:: RECORDS PROVIDED ::
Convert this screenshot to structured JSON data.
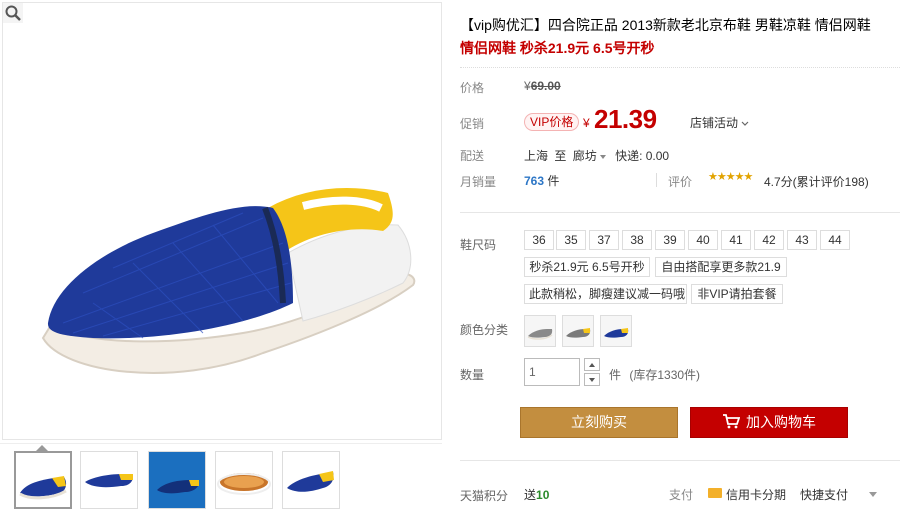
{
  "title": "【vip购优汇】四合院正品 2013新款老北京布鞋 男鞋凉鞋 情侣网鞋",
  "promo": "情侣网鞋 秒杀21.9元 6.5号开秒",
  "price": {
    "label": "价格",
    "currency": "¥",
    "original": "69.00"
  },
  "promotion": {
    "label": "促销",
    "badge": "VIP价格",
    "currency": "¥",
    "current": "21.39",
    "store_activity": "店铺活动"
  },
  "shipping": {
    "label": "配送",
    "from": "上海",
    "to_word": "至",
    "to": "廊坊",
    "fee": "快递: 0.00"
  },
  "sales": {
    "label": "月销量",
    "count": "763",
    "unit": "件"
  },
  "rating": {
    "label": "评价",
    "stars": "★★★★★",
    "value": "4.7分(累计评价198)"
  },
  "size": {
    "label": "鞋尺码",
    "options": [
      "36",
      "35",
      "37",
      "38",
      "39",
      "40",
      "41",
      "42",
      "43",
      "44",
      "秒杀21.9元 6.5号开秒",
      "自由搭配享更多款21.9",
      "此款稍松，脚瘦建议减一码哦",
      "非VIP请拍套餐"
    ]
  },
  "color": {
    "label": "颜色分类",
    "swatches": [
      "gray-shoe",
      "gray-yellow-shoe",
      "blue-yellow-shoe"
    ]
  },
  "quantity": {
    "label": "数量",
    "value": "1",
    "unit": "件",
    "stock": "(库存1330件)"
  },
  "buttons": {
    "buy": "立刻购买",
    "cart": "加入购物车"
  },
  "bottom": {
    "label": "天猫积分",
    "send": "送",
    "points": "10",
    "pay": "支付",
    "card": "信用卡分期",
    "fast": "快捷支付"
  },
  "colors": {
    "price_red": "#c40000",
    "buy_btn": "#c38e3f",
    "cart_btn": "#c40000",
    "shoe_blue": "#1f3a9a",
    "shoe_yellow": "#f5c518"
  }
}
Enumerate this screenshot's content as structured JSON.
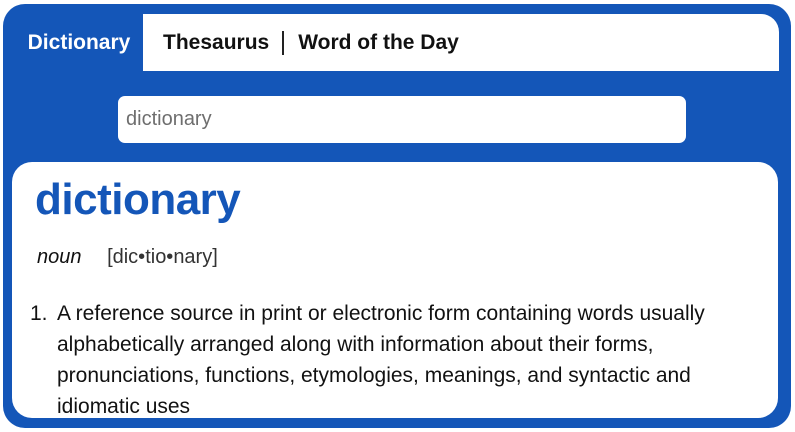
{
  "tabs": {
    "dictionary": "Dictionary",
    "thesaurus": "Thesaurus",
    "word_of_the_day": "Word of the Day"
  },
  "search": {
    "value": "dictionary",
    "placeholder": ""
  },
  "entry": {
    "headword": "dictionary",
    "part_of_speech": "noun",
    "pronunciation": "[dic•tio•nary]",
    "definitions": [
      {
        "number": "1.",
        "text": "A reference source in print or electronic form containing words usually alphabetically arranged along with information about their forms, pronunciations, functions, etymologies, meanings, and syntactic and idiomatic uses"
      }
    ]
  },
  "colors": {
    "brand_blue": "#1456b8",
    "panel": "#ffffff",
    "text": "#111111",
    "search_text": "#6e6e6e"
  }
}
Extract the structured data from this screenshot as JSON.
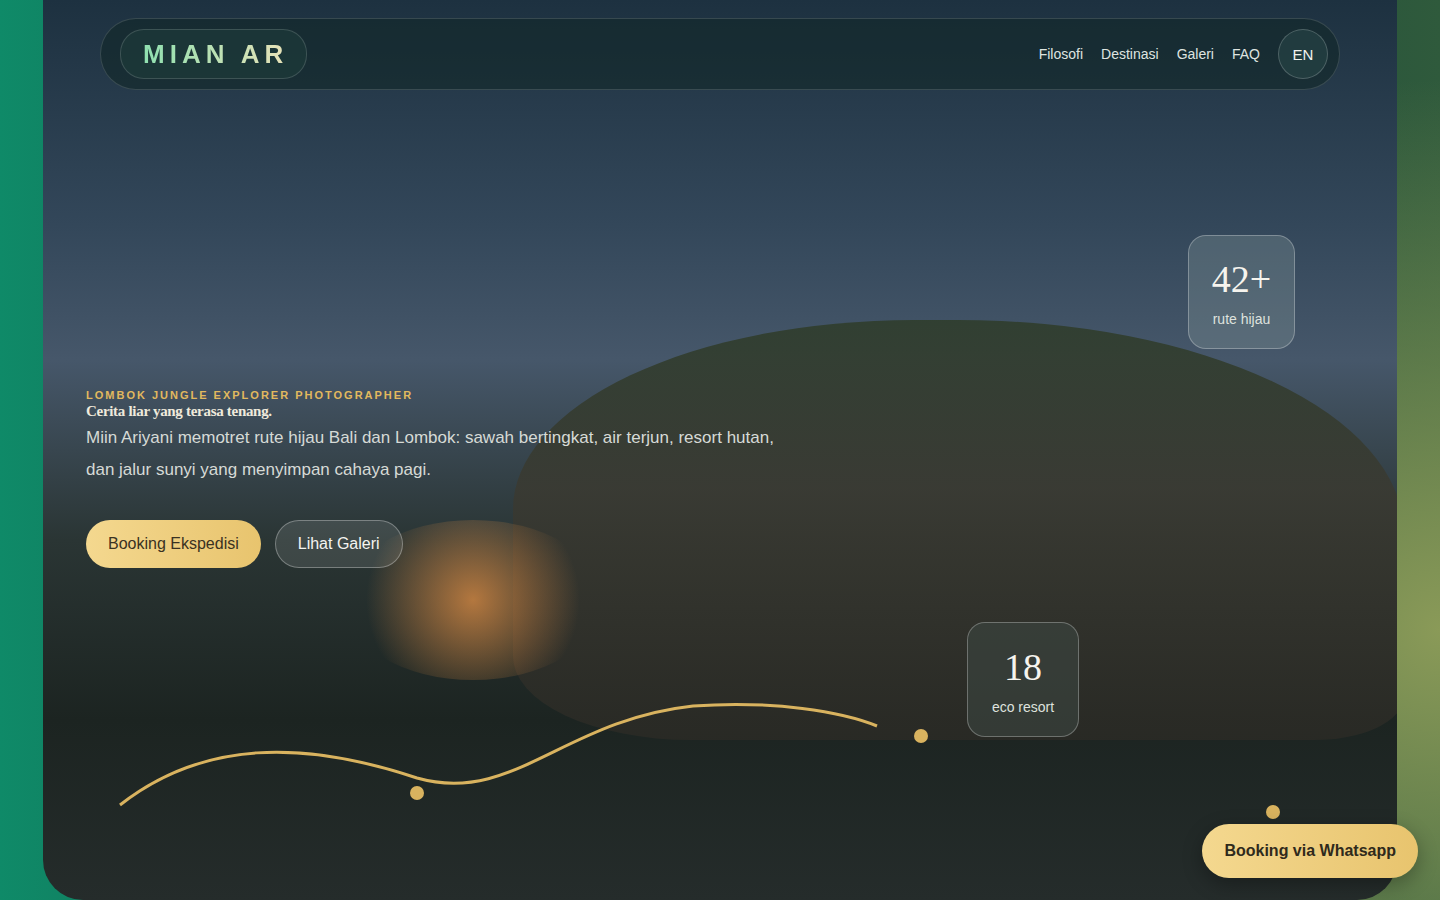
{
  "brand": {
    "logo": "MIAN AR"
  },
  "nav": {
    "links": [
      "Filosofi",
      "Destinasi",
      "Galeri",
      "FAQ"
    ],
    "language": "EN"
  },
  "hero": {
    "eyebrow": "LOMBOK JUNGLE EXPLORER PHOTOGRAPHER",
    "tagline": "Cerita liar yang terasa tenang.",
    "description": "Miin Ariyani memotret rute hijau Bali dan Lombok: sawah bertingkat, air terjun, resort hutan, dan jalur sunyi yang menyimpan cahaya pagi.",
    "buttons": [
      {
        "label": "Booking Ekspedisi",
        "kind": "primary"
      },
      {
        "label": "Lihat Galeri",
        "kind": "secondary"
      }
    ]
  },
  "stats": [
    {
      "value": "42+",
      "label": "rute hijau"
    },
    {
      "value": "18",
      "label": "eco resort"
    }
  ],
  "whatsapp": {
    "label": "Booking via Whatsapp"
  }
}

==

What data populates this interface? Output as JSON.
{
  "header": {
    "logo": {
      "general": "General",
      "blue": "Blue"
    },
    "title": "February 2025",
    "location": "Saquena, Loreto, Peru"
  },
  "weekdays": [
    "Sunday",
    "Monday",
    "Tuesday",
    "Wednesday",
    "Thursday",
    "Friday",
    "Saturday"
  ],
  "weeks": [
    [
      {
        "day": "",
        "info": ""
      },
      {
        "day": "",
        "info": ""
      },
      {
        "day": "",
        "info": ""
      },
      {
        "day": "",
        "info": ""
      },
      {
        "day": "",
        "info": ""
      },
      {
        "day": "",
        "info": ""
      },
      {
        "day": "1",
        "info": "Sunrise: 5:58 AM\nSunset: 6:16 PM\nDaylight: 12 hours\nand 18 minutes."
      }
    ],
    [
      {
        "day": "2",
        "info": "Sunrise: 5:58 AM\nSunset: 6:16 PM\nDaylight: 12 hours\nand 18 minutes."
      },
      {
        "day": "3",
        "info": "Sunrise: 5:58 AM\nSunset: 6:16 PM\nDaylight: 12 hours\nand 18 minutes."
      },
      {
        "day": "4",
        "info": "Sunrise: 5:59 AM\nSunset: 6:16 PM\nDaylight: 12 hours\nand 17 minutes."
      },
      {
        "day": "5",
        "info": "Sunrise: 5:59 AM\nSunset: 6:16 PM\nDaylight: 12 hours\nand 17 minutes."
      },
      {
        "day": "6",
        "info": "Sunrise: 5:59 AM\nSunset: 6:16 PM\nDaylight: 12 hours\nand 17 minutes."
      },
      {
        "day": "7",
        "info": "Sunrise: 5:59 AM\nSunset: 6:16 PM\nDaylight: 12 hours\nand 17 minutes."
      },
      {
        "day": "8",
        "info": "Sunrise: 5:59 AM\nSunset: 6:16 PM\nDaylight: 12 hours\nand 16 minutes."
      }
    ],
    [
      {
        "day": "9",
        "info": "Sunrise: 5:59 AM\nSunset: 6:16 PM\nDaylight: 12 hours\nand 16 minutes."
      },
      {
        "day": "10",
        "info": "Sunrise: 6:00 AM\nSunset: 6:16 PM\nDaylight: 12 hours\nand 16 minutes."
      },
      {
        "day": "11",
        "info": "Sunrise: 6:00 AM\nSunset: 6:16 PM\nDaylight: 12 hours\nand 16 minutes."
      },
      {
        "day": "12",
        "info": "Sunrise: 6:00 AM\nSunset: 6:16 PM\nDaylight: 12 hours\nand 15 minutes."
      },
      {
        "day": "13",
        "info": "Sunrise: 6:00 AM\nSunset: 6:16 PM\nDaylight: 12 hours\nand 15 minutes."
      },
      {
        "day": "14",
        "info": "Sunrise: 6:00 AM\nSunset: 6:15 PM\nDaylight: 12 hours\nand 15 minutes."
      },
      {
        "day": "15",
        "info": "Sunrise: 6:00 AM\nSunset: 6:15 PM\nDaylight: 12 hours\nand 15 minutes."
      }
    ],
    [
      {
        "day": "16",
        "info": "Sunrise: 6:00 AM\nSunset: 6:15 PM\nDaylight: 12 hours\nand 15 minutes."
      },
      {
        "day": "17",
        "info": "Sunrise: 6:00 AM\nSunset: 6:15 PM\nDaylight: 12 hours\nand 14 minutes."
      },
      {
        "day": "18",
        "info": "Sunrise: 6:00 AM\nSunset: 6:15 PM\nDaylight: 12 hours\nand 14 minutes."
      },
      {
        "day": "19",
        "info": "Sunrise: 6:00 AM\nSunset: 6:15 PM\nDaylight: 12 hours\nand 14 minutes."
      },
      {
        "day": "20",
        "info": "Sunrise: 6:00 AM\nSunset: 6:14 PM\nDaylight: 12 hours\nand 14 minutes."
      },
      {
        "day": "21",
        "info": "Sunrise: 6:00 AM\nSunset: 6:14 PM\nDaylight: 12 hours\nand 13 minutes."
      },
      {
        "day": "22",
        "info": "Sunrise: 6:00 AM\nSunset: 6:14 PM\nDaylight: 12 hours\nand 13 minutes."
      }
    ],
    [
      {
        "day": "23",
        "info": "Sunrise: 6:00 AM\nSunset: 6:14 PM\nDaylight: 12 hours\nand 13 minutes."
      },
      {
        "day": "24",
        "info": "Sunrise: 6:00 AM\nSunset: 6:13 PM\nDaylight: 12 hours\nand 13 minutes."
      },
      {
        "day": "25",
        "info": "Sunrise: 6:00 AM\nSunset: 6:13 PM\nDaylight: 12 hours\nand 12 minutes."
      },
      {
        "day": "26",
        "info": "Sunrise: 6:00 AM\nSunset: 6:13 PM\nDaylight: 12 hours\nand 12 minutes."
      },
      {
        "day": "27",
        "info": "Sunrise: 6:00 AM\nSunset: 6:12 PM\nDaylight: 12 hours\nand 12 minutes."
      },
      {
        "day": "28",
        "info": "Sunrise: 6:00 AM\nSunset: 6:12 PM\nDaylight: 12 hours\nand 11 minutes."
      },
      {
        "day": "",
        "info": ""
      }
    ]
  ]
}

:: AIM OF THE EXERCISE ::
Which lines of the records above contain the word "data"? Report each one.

:: EXERCISE RESULT ::
Convert this screenshot to structured JSON data.
Extract the structured data from this screenshot as JSON.
What data populates this interface? Output as JSON.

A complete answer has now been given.